There are different theories about the motives driving the Viking expansion, the most common of which is that the Scandinavian population had outgrown the agricultural potential of their homeland.
The Vikings settled peacefully in many places such as Iceland and Greenland, and were international merchants of their time; they peacefully traded with almost every county of the then-known world.
Misconception: The Vikings wore helmets with horns This most be the biggest misconception about Vikings, but the fact remains, there are no records of such helmets having ever existed.
But the Vikings were great at absorbing people, and many people who had been kidnapped as slaves, became part of the Viking population in time.

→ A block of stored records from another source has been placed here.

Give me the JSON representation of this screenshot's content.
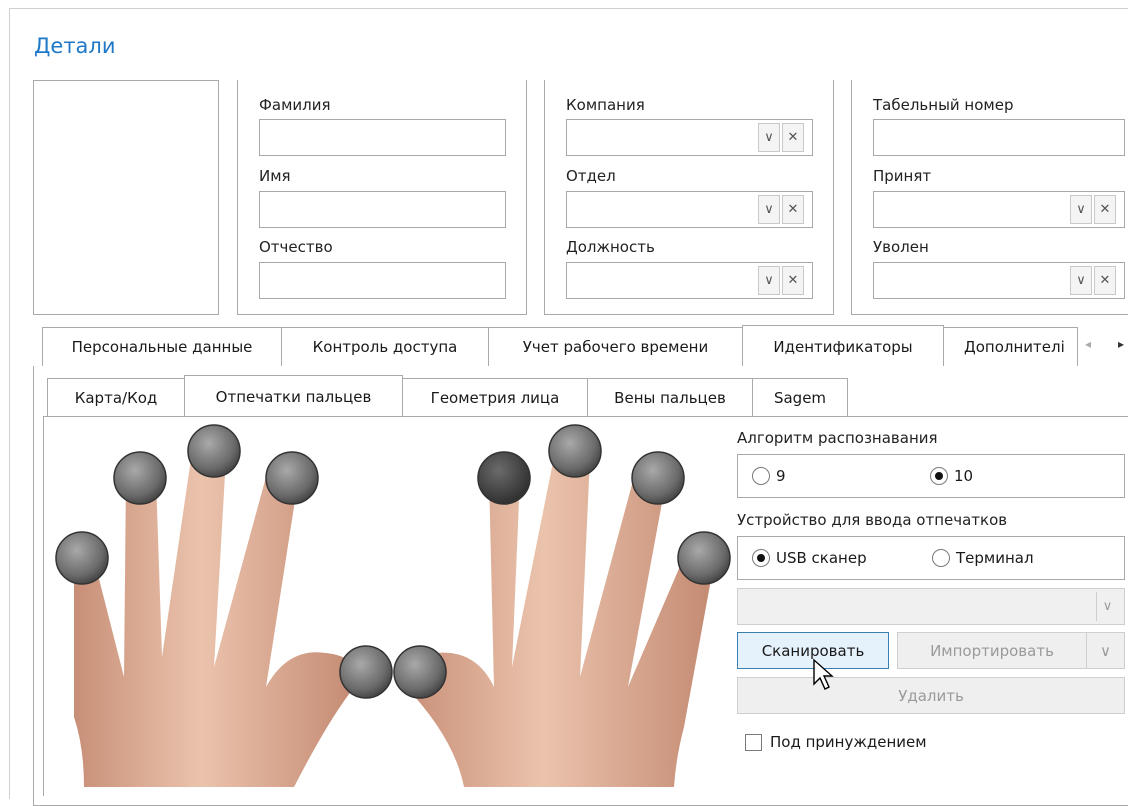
{
  "section_title": "Детали",
  "col1": {
    "last_name_label": "Фамилия",
    "first_name_label": "Имя",
    "patronymic_label": "Отчество"
  },
  "col2": {
    "company_label": "Компания",
    "department_label": "Отдел",
    "position_label": "Должность"
  },
  "col3": {
    "employee_number_label": "Табельный номер",
    "hired_label": "Принят",
    "fired_label": "Уволен"
  },
  "combo_icons": {
    "dropdown": "∨",
    "clear": "✕"
  },
  "main_tabs": [
    "Персональные данные",
    "Контроль доступа",
    "Учет рабочего времени",
    "Идентификаторы",
    "Дополнителі"
  ],
  "sub_tabs": [
    "Карта/Код",
    "Отпечатки пальцев",
    "Геометрия лица",
    "Вены пальцев",
    "Sagem"
  ],
  "algorithm": {
    "label": "Алгоритм распознавания",
    "options": [
      "9",
      "10"
    ],
    "selected": "10"
  },
  "device": {
    "label": "Устройство для ввода отпечатков",
    "options": [
      "USB сканер",
      "Терминал"
    ],
    "selected": "USB сканер"
  },
  "buttons": {
    "scan": "Сканировать",
    "import": "Импортировать",
    "delete": "Удалить"
  },
  "duress": {
    "label": "Под принуждением",
    "checked": false
  },
  "colors": {
    "accent": "#1e78c8",
    "skin": "#e7b9a2"
  }
}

So, in Viking groups, you would probably find Italians, Spaniards, Portuguese, French, and Russians — a very diverse group built around a core of Vikings from a particular region, say, southern Denmark or an Oslo fjord.
In return, the Vikings protected France against wilder Vikings.
The French King Charles the III – known as Charles the Simple – gave the Vikings the land they had already settled on in France (Normandy), and he even gave his daughter to the Viking chief Rollo.
Misconception: The Vikings were unusually bloodthirsty and barbarian The Viking raids were indeed very violent, but it was a violent age, and the question is whether non-viking armies were any less bloodthirsty and barbarian; for instance, Charlemagne, who was the Vikings’ contemporary, virtually exterminated the whole people of Avars.
At Verden, he ordered the beheading of 4,500 Saxons.
Misconception: The Vikings drank from skull cups The origin of this legend is Ole Worm’s “Reuner seu Danica literatura antiquissima” from 1636 in which he writes that Danish warriors drank from the “curved branches of skulls” – ie, horns (pictured above), which was probably mistranslated in Latin to mean human “skulls”.
The fact is, however, no skull cups have ever been found in excavations from the Viking Age.